The airline owes lease charges for 17 of its narrow-body aircraft type — the Boeing 737s.
Cash-strapped Jet Airways is understood to have initiated talks with GECAS, the US and Irish commercial aircraft financing and leasing business of GE, seeking extension for paying aircraft leasing charges, multiple sources within the airline and industry told FE. The Jet Airways board had a meeting on Monday to discuss aircraft financing issues, sources added. Under discussion is the lease charges that Jet owes for 17 of its narrow-body aircraft type — the Boeing 737s.
Sources also said that one of Jet’s A330 widebody aircraft that went for a regular C-check — an extensive maintenance check an aircraft needs to undergo after every 20-24 months — is currently parked at Joramco, a Jordan-based aircraft maintenance facility, because the airline is facing issues in its release due to default on engine lease payments. Responding to an FE query on the issue, a Jet spokesperson said, “The airline has sale and lease back relationships with leading global companies for a substantial part of its fleet and enjoys the trust of its partners. We cannot comment further on business matters due to reasons of confidentiality.”
On the A330 payment default, the spokesperson said, “The said aircraft — an A330 — is currently undergoing scheduled maintenance at a maintenance facility.” The spokesperson added that Jet Airways operates a fleet of 122 aircraft — including 8 A330s — all of which undergo timely and scheduled maintenance.

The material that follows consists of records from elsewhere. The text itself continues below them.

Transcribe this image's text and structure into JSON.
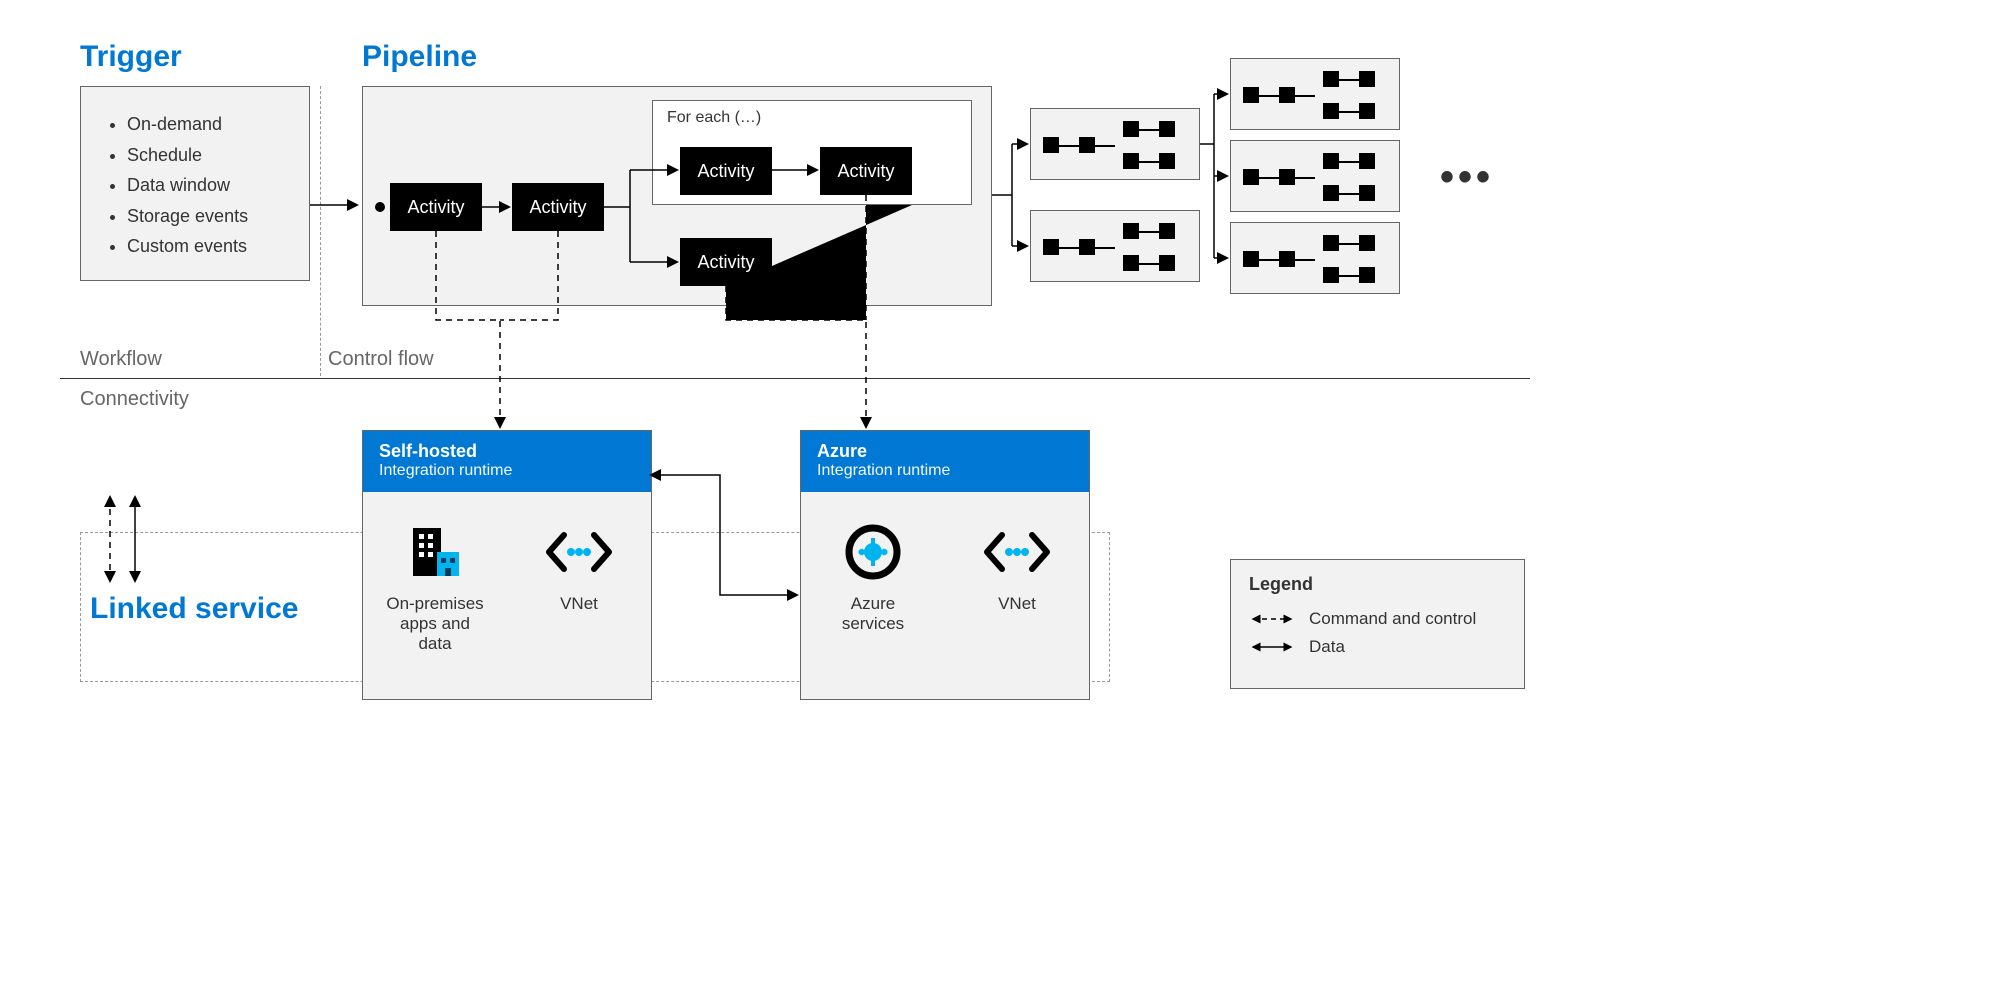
{
  "headings": {
    "trigger": "Trigger",
    "pipeline": "Pipeline",
    "linked_service": "Linked service"
  },
  "trigger_items": [
    "On-demand",
    "Schedule",
    "Data window",
    "Storage events",
    "Custom events"
  ],
  "labels": {
    "workflow": "Workflow",
    "control_flow": "Control flow",
    "connectivity": "Connectivity",
    "foreach": "For each (…)",
    "activity": "Activity",
    "more": "•••"
  },
  "ir": {
    "self": {
      "title": "Self-hosted",
      "sub": "Integration runtime",
      "item1": "On-premises apps and data",
      "item2": "VNet"
    },
    "azure": {
      "title": "Azure",
      "sub": "Integration runtime",
      "item1": "Azure services",
      "item2": "VNet"
    }
  },
  "legend": {
    "title": "Legend",
    "cmd": "Command and control",
    "data": "Data"
  }
}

According to sources, Jet Airways renegotiated a large part of its leasing contracts, especially the engine leases (power-by-the-hour agreements), at the time when the UAE-based carrier Etihad bought equity into the airline.
Etihad got 24% in Jet Airways for `2,060 crore in May 2013. “Most of these leases are now due for renewals and payments,” said a source privy to the matter. “So, technically, Jet has not defaulted on any of these lease payments but it is finding it hard to meet its contractual obligations due to the financial troubles it is in and this is the reason why it is back on the negotiating table to rework these contracts and seek an extension to possibly avoid the worst,” said an airline executive.
Lease contracts do have various clauses under which airlines can defer payments but then there are interest escalation clauses as well. Non-payment of leases gives the lessor a right not to release the aircraft to the airline as it happened in case of the now-defunct, Vijay Mallya-promoted Kingfisher Airlines.
Airline executives familiar with leasing practices say that leasing companies do have commercial negotiations with the airlines in situations like the one Jet finds itself in. In this case, GECAS has a very strong commercial relationship with Jet as apart from previous lease agreements it also committed in April this year to lease 12 Boeing 737MAX-8 to Jet, deliveries for which have already commenced along with a sale and lease back of 6 of the Boeing 737MAX-8.
Jet has 225 of this aircraft type on order. “Clearly these are crucial times for Jet Airways and the board should collectively resolve some of the more critical and glaring challenges with funding. Equity at the moment is probably the most valuable commodity whilst in contrast debt is challenging since lenders today want equity collateral. There should be a balanced trade-off between them hopefully the board approves the matter soon. We would like to remain optimistic,” said aviation analyst Mark D Martin of Martin Consulting, an aviation consultancy firm in Middle East.
As in June 2018, Jet Airways has a gross debt of `8,620 crore, of which `1,968 crore is aircraft-related debt. The airline’s accumulated losses stand at `10,878 crore and it is currently working on a turnaround plan to save `2,000 crore over a couple of years through several initiatives that the board has approved of.